• PROMPT:
From the first entry to the last, copy each one exactly.

BEGIN SOURCE MATERIAL

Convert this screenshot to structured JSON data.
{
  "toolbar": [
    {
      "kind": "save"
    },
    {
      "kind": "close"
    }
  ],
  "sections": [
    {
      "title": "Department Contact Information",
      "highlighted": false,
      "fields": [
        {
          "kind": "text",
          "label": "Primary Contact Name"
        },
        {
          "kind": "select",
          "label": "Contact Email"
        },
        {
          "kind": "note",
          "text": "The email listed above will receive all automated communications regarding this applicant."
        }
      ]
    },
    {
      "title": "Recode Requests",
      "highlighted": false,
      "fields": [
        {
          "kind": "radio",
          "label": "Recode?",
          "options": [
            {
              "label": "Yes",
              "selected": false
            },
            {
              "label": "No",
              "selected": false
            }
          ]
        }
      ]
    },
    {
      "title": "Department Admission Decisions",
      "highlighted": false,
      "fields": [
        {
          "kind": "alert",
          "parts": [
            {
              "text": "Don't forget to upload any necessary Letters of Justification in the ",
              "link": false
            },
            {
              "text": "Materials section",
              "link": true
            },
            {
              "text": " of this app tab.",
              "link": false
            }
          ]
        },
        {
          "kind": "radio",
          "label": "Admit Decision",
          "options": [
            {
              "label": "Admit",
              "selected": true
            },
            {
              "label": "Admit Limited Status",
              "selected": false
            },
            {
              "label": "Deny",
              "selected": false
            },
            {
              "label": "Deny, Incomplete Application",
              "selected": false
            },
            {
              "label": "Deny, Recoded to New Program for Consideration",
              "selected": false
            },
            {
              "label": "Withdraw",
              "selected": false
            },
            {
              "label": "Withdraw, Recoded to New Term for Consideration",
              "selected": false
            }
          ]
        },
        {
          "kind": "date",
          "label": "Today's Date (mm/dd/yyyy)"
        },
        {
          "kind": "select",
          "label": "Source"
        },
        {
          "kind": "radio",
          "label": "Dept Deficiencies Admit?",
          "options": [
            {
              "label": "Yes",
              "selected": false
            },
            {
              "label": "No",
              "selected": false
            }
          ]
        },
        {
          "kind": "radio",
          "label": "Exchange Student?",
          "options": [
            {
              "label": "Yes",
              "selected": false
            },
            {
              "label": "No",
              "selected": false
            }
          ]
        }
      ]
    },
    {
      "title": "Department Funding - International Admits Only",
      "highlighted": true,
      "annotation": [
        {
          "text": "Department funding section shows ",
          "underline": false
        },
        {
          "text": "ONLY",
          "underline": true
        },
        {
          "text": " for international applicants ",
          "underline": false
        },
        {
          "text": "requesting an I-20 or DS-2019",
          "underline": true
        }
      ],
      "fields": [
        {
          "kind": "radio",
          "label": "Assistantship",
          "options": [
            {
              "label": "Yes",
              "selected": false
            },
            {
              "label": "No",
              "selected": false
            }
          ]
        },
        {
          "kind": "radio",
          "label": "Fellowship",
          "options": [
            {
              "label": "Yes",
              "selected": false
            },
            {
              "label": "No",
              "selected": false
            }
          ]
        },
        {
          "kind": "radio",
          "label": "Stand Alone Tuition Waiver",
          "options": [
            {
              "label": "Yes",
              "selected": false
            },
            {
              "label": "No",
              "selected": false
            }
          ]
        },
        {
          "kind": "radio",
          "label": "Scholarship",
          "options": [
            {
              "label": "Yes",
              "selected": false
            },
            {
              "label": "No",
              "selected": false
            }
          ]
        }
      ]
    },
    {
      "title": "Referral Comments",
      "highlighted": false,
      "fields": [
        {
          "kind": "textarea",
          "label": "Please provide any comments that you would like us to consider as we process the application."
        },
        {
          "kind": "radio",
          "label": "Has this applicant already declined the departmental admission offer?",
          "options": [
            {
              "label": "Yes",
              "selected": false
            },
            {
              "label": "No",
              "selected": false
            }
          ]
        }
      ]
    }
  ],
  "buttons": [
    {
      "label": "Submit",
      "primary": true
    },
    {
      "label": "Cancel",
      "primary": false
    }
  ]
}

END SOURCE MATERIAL

• SOLUTION TO THE PROBLEM:
Convert this screenshot to structured JSON data.
{
  "toolbar": [
    {
      "kind": "save"
    },
    {
      "kind": "close"
    }
  ],
  "sections": [
    {
      "title": "Department Contact Information",
      "highlighted": false,
      "fields": [
        {
          "kind": "text",
          "label": "Primary Contact Name"
        },
        {
          "kind": "select",
          "label": "Contact Email"
        },
        {
          "kind": "note",
          "text": "The email listed above will receive all automated communications regarding this applicant."
        }
      ]
    },
    {
      "title": "Recode Requests",
      "highlighted": false,
      "fields": [
        {
          "kind": "radio",
          "label": "Recode?",
          "options": [
            {
              "label": "Yes",
              "selected": false
            },
            {
              "label": "No",
              "selected": false
            }
          ]
        }
      ]
    },
    {
      "title": "Department Admission Decisions",
      "highlighted": false,
      "fields": [
        {
          "kind": "alert",
          "parts": [
            {
              "text": "Don't forget to upload any necessary Letters of Justification in the ",
              "link": false
            },
            {
              "text": "Materials section",
              "link": true
            },
            {
              "text": " of this app tab.",
              "link": false
            }
          ]
        },
        {
          "kind": "radio",
          "label": "Admit Decision",
          "options": [
            {
              "label": "Admit",
              "selected": true
            },
            {
              "label": "Admit Limited Status",
              "selected": false
            },
            {
              "label": "Deny",
              "selected": false
            },
            {
              "label": "Deny, Incomplete Application",
              "selected": false
            },
            {
              "label": "Deny, Recoded to New Program for Consideration",
              "selected": false
            },
            {
              "label": "Withdraw",
              "selected": false
            },
            {
              "label": "Withdraw, Recoded to New Term for Consideration",
              "selected": false
            }
          ]
        },
        {
          "kind": "date",
          "label": "Today's Date (mm/dd/yyyy)"
        },
        {
          "kind": "select",
          "label": "Source"
        },
        {
          "kind": "radio",
          "label": "Dept Deficiencies Admit?",
          "options": [
            {
              "label": "Yes",
              "selected": false
            },
            {
              "label": "No",
              "selected": false
            }
          ]
        },
        {
          "kind": "radio",
          "label": "Exchange Student?",
          "options": [
            {
              "label": "Yes",
              "selected": false
            },
            {
              "label": "No",
              "selected": false
            }
          ]
        }
      ]
    },
    {
      "title": "Department Funding - International Admits Only",
      "highlighted": true,
      "annotation": [
        {
          "text": "Department funding section shows ",
          "underline": false
        },
        {
          "text": "ONLY",
          "underline": true
        },
        {
          "text": " for international applicants ",
          "underline": false
        },
        {
          "text": "requesting an I-20 or DS-2019",
          "underline": true
        }
      ],
      "fields": [
        {
          "kind": "radio",
          "label": "Assistantship",
          "options": [
            {
              "label": "Yes",
              "selected": false
            },
            {
              "label": "No",
              "selected": false
            }
          ]
        },
        {
          "kind": "radio",
          "label": "Fellowship",
          "options": [
            {
              "label": "Yes",
              "selected": false
            },
            {
              "label": "No",
              "selected": false
            }
          ]
        },
        {
          "kind": "radio",
          "label": "Stand Alone Tuition Waiver",
          "options": [
            {
              "label": "Yes",
              "selected": false
            },
            {
              "label": "No",
              "selected": false
            }
          ]
        },
        {
          "kind": "radio",
          "label": "Scholarship",
          "options": [
            {
              "label": "Yes",
              "selected": false
            },
            {
              "label": "No",
              "selected": false
            }
          ]
        }
      ]
    },
    {
      "title": "Referral Comments",
      "highlighted": false,
      "fields": [
        {
          "kind": "textarea",
          "label": "Please provide any comments that you would like us to consider as we process the application."
        },
        {
          "kind": "radio",
          "label": "Has this applicant already declined the departmental admission offer?",
          "options": [
            {
              "label": "Yes",
              "selected": false
            },
            {
              "label": "No",
              "selected": false
            }
          ]
        }
      ]
    }
  ],
  "buttons": [
    {
      "label": "Submit",
      "primary": true
    },
    {
      "label": "Cancel",
      "primary": false
    }
  ]
}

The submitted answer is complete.